We first told you about this engine in May, when Chevrolet announced its intention to replace an aging 4.3L V6 with this new engine, but now we know how the four-cylinder’s fuel economy stacks up against that of its competition.
Chevy’s fuel consumption estimates for the 2.7L — which is standard in LT and RST trims — are 11.9/10.3 L/100 km (city/highway) with 2WD and 12.5/10.8 with 4WD.
That’s a big improvement on the old V6 both in terms of economy and power: the new motor makes 310 hp and 348 lb-ft of torque (up from the old V6’s 285 hp and 305 lb-ft) and comes with max tow and payload ratings of 3,266 and 1,034 kg, respectively.
Chevy says the new engine boasts cylinder deactivation, a turbo designed for strong throttle response and “virtually no turbo lag,” active thermal management to recover wasted exhaust heat and automatic stop/start, all of which are conceived to maximize the engine’s efficiency.
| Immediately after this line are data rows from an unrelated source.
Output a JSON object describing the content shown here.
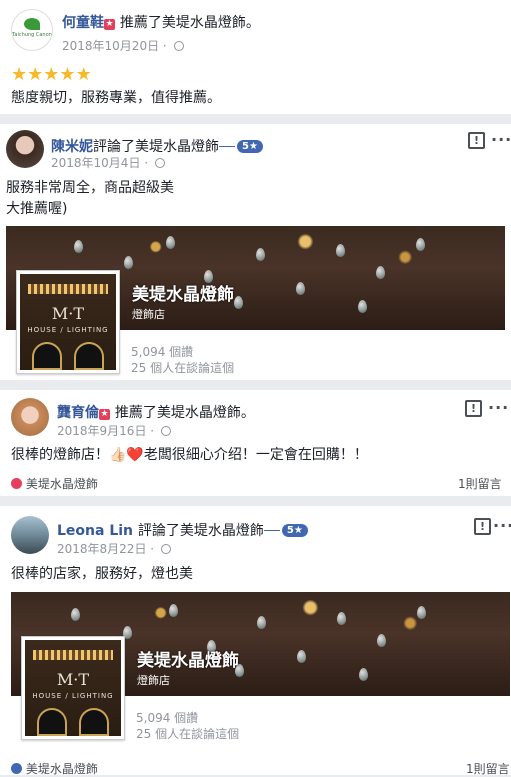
{
  "reviews": [
    {
      "name": "何童鞋",
      "action": "推薦了美堤水晶燈飾。",
      "date": "2018年10月20日",
      "stars": 5,
      "text": "態度親切，服務專業，值得推薦。",
      "avatar_text": "Taichung Canon"
    },
    {
      "name": "陳米妮",
      "action": "評論了美堤水晶燈飾",
      "badge": "5★",
      "date": "2018年10月4日",
      "text_lines": [
        "服務非常周全，商品超級美",
        "大推薦喔)"
      ],
      "page_title": "美堤水晶燈飾",
      "page_category": "燈飾店",
      "stats_views": "5,094 個讚",
      "stats_talking": "25 個人在談論這個"
    },
    {
      "name": "龔育倫",
      "action": "推薦了美堤水晶燈飾。",
      "date": "2018年9月16日",
      "text": "很棒的燈飾店！👍🏻❤️老闆很細心介绍！一定會在回購！！",
      "footer_left": "美堤水晶燈飾",
      "footer_right": "1則留言"
    },
    {
      "name": "Leona Lin",
      "action": "評論了美堤水晶燈飾",
      "badge": "5★",
      "date": "2018年8月22日",
      "text": "很棒的店家，服務好，燈也美",
      "page_title": "美堤水晶燈飾",
      "page_category": "燈飾店",
      "stats_views": "5,094 個讚",
      "stats_talking": "25 個人在談論這個",
      "footer_left": "美堤水晶燈飾",
      "footer_right": "1則留言"
    }
  ],
  "logo": {
    "mt": "M·T",
    "sub": "HOUSE / LIGHTING"
  },
  "icons": {
    "more": "···",
    "chat": "!"
  }
}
But while Chevrolet says those features contribute to better city fuel economy than the Ford F-150 fitted with its entry-level 3.3L V6, Ford’s optional 2.7L turbo V6 is both more powerful (325 hp and 400 lb-ft) and more efficient, with consumption estimates of 11.9/9.0.